Genres are a useful marketing strategy for consumers: the purchaser has some idea of what the music will sound like. The downside of this is ghettos. People often become locked into listening to one genre, ignoring everything else. Lazy conformity is mostly to blame: one doesn’t want to stand out too much from friends, family and acquaintances. Have you noticed that being a fan of particular genres brings with it lifestyle expectations: attitudes toward drugs (reggae anyone?), clothing (punk and the various sub-genres of Metal no one can keep track of?), politics less so. There are lifestyles associated with different genres. You get the idea. I think time is also a consideration. There so incredibly much really good music readily available, more than at any time in human history. When the much greater mass of mediocre and awful music is included, hardly anyone has time to search outside their one or two preferred genres for good music (however you want to define it) in unfamiliar genres. It can be difficult and expensive to explore a new genre only to discover that you “don’t get it.” Just look at my trouble with Jazz. If I couldn’t borrow discs from the library, I’d leave it alone. Besides listening to too much of the same kind of music for too long spoils your ability to listen to other kinds of music.

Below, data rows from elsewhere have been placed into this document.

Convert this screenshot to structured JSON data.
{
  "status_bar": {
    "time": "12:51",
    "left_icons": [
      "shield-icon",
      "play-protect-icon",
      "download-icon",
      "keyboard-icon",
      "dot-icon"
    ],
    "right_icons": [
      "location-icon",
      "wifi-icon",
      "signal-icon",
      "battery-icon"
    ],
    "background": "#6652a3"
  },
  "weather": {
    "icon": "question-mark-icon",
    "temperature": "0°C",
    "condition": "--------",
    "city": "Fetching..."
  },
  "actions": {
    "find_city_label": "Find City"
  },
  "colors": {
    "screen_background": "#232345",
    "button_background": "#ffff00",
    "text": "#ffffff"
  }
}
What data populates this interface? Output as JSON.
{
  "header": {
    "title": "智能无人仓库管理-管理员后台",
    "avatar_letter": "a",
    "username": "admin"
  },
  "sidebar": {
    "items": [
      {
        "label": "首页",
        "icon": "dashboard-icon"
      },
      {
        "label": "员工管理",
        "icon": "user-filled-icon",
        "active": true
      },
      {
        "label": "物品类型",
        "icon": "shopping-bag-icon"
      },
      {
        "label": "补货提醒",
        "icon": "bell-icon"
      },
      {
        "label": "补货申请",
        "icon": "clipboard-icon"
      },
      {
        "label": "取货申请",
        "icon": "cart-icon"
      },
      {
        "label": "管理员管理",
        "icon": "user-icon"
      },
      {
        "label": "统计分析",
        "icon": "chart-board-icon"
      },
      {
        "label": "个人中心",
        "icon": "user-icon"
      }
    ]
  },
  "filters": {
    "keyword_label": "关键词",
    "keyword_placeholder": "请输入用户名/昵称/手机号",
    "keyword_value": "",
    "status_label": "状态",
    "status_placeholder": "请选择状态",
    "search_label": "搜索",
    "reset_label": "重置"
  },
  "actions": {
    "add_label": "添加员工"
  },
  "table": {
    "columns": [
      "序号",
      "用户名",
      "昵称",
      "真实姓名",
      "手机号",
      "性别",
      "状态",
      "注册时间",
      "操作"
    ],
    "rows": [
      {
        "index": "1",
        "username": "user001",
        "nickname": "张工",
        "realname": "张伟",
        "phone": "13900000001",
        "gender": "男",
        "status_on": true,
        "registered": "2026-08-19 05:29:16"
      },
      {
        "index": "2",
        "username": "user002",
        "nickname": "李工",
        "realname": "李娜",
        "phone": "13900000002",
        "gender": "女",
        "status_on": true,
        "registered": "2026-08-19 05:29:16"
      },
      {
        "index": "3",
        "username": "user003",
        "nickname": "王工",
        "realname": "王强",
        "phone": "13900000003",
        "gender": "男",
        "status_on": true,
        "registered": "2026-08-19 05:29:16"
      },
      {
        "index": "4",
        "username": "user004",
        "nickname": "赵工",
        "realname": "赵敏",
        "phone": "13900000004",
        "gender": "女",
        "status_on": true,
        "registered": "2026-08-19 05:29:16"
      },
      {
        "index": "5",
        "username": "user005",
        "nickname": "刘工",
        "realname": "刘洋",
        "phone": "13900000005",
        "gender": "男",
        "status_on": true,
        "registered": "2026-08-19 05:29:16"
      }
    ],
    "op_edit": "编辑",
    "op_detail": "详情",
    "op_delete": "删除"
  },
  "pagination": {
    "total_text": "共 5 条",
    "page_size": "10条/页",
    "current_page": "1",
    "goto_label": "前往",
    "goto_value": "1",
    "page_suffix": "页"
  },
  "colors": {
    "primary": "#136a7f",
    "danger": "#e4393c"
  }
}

Part of the division of music into genres is a wasteland between genres that reinforces conformity and standardization for the sake of marketing budgets. Music between genres is notoriously difficult to market. It’s not quite like anything else. Standardization of music into marketable genres leads to the periodic discovery of niche styles and forms of music. The last big one was the discovery of hip-hop and before that grunge. I suspect that the desire for new music is a half-conscious desire to stumble upon the next big thing before everyone else finds out about it, when it is still fresh and not made palatable to the widest possible audience because of pressure from marketing budgets. No one has written a song praising the big labels, but there have been plenty spewing venom and disgust. It’s a major theme in Frank Zappa’s music. Recording executives are always presented as soulless parasites. See also Lynyrd Skynyrd’s “Working For MCA.” There are certainly others, but I don’t know them. Unfortunately the majority of music listeners cling to the illusion of success that has been promulgated by the big labels, and most musicians under contract cannot afford to piss off their labels with cheap stunts.